Finally, Massachusetts has long been a leader in creating innovative education models, but is not as good at retaining them. This was the point I made in my recent Pioneer Institute paper highlighting education entrepreneurship in the Bay State. In 2023, Pioneer will be spotlighting more entrepreneurial educators in the state through webinars and on its popular Learning Curve podcast. Pioneer also plans to draw attention to some of the policy recommendations for reducing regulatory burdens for education entrepreneurs. “The states that are attracting entrepreneurs with new learning models are those that have at least begun to introduce some of these recommendations,” said Pioneer Institute Director of School Reform, Jamie Gass.
In 2023, more state partners are eager to understand and encourage the growth of bottom-up education solutions in their areas. The Nevada Policy Research Institute, the Kansas Policy Institute, the Mackinac Center, the James Madison Institute, the Thomas Jefferson Institute and the Virginia Institute for Public Policy will be connecting this year with local education entrepreneurs in their respective states and exploring new ways to promote entrepreneurship and reduce regulatory burdens.
More families are seeking education options beyond an assigned district school. This is occurring both in states with robust school choice policies as well as in states without such policies. The key to satisfying rising parent demand for district-school alternatives is to increase the supply of these alternatives by encouraging greater education entrepreneurship and innovation. Supporting founders and removing regulatory roadblocks are priorities for many SPN partners, as they help to pave the way for an entrepreneurial burst in 2023 and beyond.

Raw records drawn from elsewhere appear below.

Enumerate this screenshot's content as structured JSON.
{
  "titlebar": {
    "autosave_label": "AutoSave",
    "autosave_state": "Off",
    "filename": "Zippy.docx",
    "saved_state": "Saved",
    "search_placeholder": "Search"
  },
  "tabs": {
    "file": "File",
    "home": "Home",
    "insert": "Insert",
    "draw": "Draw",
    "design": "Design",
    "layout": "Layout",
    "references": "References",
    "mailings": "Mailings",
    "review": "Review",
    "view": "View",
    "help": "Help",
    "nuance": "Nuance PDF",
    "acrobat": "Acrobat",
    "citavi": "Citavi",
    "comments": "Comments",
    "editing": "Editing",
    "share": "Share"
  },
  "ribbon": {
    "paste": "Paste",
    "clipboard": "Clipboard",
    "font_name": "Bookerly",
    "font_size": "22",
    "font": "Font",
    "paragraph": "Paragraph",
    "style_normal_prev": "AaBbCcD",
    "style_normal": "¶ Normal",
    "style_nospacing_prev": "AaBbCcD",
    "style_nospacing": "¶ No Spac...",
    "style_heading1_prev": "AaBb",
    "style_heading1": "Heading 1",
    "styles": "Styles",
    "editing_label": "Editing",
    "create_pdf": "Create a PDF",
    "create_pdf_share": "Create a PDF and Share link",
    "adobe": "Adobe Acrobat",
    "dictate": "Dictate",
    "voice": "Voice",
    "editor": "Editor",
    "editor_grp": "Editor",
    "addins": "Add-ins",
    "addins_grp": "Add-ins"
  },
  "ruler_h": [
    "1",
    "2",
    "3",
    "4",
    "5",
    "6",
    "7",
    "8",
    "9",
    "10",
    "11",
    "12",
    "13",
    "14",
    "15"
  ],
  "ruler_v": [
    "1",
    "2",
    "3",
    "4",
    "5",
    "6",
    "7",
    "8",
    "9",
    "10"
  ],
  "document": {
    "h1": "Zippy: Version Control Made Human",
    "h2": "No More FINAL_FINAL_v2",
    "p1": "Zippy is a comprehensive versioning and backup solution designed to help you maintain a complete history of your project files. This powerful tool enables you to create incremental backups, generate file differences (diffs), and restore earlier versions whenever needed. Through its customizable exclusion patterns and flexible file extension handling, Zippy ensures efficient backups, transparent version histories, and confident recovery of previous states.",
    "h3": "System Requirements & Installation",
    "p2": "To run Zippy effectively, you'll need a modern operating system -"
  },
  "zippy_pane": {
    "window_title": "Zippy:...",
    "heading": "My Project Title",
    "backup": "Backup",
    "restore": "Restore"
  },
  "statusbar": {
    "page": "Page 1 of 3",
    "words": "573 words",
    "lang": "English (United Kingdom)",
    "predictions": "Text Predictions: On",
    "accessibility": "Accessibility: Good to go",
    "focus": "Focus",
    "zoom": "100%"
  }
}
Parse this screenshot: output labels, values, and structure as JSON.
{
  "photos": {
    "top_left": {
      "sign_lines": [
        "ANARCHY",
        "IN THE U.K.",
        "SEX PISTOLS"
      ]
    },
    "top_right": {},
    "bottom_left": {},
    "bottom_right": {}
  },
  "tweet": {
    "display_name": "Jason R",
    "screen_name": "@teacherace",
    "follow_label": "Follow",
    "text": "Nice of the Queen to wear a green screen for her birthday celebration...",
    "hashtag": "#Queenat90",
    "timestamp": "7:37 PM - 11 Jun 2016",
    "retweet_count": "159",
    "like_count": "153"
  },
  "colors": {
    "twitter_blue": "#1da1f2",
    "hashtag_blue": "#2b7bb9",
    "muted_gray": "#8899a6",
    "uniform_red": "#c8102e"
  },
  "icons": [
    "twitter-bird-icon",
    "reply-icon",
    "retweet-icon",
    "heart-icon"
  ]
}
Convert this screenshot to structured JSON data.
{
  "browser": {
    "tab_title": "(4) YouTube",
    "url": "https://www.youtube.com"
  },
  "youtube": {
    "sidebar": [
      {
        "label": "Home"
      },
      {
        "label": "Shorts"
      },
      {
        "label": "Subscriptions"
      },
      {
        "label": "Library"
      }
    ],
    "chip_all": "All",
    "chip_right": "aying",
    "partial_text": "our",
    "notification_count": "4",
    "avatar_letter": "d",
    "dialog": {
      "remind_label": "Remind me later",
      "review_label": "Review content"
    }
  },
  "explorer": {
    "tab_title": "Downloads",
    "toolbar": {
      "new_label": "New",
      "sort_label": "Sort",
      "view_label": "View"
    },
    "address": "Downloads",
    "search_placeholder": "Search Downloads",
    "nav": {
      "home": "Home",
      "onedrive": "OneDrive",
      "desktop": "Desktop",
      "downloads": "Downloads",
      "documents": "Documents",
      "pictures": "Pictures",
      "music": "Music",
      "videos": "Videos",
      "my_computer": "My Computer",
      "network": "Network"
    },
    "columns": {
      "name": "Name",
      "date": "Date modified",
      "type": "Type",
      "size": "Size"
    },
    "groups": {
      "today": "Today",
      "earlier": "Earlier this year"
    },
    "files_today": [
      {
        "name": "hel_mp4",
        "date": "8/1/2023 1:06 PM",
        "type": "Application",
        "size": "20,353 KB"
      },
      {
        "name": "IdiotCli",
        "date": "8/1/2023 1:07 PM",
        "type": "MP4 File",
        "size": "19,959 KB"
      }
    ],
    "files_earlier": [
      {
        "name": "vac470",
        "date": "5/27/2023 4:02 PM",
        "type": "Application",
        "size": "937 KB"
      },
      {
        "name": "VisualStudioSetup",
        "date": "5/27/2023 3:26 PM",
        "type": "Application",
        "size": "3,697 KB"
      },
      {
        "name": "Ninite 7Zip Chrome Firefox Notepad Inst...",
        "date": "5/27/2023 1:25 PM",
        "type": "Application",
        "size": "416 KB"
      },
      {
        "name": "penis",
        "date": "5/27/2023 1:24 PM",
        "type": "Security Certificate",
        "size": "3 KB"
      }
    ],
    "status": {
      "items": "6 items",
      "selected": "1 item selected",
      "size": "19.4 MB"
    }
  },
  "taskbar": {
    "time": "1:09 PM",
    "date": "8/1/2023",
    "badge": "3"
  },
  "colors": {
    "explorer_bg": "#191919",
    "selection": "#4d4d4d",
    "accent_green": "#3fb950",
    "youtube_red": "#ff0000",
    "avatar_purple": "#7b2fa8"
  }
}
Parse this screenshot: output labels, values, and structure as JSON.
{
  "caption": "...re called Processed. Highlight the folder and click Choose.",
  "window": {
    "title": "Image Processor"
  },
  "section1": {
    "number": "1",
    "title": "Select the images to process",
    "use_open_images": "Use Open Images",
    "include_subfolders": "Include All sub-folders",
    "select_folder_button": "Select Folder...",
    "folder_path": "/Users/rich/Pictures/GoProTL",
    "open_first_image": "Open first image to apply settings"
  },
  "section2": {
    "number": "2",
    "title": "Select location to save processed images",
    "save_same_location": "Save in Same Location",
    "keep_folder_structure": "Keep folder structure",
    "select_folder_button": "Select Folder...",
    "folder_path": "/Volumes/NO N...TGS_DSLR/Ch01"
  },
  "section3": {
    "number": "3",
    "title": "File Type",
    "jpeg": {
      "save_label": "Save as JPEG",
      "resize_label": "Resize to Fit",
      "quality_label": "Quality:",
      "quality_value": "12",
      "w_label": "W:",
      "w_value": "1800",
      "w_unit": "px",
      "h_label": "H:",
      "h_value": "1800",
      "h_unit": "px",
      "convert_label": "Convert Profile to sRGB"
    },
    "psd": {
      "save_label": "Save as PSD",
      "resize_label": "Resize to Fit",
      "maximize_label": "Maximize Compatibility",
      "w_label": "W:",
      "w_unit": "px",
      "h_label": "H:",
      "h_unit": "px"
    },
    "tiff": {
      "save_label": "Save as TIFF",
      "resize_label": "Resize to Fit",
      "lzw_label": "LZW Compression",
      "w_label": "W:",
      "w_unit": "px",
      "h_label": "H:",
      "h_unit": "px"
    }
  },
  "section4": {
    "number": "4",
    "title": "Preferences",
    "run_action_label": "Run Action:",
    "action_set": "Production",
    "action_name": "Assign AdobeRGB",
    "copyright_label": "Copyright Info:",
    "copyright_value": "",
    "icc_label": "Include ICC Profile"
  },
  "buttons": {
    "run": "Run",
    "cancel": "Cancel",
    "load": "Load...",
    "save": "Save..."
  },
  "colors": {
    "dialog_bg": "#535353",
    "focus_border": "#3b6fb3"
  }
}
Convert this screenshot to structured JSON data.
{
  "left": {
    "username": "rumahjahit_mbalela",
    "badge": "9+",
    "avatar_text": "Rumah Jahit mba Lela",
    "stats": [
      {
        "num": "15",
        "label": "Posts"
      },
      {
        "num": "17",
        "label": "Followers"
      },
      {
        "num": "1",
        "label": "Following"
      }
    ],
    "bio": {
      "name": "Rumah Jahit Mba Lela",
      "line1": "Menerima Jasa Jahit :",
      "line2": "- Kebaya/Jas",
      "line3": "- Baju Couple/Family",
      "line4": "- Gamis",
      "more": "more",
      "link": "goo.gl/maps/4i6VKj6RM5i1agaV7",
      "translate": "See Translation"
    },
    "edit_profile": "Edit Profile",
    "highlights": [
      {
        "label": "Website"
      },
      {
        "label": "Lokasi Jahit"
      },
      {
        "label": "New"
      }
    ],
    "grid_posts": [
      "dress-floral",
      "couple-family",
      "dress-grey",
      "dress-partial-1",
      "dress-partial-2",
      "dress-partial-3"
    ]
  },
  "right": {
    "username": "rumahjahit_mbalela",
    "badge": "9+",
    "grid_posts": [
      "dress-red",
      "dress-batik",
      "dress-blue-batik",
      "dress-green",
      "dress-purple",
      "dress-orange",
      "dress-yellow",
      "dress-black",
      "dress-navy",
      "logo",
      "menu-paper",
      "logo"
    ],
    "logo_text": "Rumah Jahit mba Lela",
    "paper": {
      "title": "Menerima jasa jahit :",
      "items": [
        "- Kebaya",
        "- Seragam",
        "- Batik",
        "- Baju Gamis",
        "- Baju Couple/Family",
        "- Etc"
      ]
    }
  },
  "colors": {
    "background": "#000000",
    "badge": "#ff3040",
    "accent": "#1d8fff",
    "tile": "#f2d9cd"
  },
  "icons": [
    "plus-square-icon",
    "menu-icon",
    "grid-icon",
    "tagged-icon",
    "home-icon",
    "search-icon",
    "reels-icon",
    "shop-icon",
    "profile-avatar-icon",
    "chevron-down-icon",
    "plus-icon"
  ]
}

Kerry McDonald is the Velinda Jonson Family Education Fellow at State Policy Network. She is also a senior education fellow at the Foundation for Economic Education, host of the LiberatED podcast, and author of the book, Unschooled: Raising Curious, Well-Educated Children Outside the Conventional Classroom.